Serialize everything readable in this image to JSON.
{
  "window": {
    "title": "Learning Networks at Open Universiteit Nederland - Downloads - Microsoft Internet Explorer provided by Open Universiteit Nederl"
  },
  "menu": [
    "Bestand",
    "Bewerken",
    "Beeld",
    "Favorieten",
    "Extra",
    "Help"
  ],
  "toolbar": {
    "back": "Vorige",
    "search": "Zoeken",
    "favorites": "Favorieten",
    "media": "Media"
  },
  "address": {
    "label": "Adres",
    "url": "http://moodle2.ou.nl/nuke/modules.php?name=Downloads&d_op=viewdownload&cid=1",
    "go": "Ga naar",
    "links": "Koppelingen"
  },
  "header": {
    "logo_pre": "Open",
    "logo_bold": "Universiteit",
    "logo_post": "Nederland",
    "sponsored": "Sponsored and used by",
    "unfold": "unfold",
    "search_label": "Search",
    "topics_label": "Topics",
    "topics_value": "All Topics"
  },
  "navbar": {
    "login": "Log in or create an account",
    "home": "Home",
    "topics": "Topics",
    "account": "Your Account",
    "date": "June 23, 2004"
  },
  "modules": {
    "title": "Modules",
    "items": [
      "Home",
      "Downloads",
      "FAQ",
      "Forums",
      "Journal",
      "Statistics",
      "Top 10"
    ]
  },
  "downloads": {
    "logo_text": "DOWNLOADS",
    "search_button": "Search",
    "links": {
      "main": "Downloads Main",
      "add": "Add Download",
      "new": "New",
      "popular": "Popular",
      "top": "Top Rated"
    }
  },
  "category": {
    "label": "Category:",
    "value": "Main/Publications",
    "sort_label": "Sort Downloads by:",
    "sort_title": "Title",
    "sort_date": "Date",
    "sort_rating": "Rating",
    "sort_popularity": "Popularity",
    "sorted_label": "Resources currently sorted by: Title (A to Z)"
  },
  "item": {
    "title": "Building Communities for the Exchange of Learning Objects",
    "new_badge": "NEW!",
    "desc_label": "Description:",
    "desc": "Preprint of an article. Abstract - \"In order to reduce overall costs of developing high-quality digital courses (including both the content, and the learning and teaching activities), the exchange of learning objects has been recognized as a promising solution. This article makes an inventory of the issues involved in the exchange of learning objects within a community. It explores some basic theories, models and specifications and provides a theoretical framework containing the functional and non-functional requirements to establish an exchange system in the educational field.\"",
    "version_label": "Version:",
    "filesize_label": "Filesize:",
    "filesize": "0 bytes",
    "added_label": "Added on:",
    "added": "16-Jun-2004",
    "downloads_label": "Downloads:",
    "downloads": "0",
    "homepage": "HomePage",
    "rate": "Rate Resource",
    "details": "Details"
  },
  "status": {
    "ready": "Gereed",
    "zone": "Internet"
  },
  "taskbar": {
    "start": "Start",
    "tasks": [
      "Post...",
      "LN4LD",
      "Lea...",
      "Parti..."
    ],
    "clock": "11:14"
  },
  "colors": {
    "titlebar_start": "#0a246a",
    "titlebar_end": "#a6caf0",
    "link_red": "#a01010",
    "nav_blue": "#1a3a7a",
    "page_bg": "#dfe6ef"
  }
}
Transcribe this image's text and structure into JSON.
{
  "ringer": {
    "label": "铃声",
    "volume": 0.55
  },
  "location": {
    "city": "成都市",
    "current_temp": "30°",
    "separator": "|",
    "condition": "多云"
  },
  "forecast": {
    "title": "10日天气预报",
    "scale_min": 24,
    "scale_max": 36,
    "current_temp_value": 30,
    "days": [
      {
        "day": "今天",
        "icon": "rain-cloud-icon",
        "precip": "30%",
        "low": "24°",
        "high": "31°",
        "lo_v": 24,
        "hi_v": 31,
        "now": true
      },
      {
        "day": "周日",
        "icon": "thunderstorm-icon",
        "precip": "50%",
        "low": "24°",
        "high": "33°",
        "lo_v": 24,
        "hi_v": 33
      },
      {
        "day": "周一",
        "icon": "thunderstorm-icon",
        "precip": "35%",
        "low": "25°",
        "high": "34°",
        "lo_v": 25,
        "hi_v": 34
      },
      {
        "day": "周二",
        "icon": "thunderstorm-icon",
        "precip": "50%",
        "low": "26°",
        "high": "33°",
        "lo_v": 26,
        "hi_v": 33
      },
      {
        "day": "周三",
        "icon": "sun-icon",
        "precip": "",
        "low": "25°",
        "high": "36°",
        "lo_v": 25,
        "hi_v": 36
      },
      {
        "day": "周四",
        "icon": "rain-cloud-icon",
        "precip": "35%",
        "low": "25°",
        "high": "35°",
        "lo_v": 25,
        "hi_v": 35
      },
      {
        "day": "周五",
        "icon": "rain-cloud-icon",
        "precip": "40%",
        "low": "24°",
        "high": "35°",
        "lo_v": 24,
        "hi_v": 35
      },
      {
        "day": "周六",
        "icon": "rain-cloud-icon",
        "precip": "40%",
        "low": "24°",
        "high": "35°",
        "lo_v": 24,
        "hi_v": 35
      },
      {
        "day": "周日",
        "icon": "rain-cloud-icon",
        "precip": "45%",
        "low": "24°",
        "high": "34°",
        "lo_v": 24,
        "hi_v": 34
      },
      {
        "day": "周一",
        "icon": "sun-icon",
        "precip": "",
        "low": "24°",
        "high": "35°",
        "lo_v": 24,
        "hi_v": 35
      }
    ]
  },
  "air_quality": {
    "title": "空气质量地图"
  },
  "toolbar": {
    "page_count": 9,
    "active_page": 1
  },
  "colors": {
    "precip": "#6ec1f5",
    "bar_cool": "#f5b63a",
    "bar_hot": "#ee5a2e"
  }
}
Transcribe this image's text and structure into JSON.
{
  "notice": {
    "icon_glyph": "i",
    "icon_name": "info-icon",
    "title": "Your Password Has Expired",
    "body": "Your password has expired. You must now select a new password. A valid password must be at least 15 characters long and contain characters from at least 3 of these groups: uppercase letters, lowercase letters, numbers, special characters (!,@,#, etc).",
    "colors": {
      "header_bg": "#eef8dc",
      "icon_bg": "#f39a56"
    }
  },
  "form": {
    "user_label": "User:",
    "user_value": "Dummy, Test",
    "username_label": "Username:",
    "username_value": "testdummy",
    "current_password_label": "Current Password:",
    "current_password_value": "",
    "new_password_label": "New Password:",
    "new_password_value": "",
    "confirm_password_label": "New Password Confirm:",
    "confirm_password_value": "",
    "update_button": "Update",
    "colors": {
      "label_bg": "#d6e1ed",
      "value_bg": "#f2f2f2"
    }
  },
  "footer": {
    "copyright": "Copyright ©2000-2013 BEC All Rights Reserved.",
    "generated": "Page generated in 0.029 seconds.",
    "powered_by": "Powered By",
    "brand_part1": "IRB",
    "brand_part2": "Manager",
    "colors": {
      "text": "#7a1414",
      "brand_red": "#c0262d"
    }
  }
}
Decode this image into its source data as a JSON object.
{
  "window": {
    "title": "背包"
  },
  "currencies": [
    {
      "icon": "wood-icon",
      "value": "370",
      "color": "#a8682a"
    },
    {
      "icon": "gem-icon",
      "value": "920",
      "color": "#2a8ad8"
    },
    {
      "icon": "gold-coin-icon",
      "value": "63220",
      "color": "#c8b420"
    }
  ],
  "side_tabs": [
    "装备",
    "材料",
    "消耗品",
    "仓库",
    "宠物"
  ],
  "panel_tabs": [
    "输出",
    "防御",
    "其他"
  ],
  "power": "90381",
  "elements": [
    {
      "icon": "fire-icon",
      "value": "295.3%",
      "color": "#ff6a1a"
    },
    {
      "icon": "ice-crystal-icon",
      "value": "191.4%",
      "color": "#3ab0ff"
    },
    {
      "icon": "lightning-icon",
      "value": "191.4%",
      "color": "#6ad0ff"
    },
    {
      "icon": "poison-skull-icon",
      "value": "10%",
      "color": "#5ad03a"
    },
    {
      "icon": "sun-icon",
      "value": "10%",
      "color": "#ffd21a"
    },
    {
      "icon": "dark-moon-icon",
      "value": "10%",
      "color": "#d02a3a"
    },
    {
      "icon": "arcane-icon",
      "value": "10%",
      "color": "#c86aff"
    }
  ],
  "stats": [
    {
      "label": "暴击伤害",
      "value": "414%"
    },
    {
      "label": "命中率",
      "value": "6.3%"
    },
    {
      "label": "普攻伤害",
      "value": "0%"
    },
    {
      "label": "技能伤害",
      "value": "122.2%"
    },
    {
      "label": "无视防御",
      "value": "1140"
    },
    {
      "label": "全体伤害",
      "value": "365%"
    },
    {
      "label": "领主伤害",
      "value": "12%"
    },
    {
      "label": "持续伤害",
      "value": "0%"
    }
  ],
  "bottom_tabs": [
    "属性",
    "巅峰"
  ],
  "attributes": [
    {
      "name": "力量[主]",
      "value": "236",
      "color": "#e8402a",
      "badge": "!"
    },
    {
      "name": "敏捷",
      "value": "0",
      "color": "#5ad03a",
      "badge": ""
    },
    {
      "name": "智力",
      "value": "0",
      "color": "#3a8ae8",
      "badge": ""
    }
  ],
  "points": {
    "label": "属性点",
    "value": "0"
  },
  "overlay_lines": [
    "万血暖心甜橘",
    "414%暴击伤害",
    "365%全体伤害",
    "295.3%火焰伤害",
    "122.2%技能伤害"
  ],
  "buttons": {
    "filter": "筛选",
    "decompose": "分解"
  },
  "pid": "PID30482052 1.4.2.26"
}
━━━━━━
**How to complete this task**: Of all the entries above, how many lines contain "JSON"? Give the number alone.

**Answer to the exercise**: 4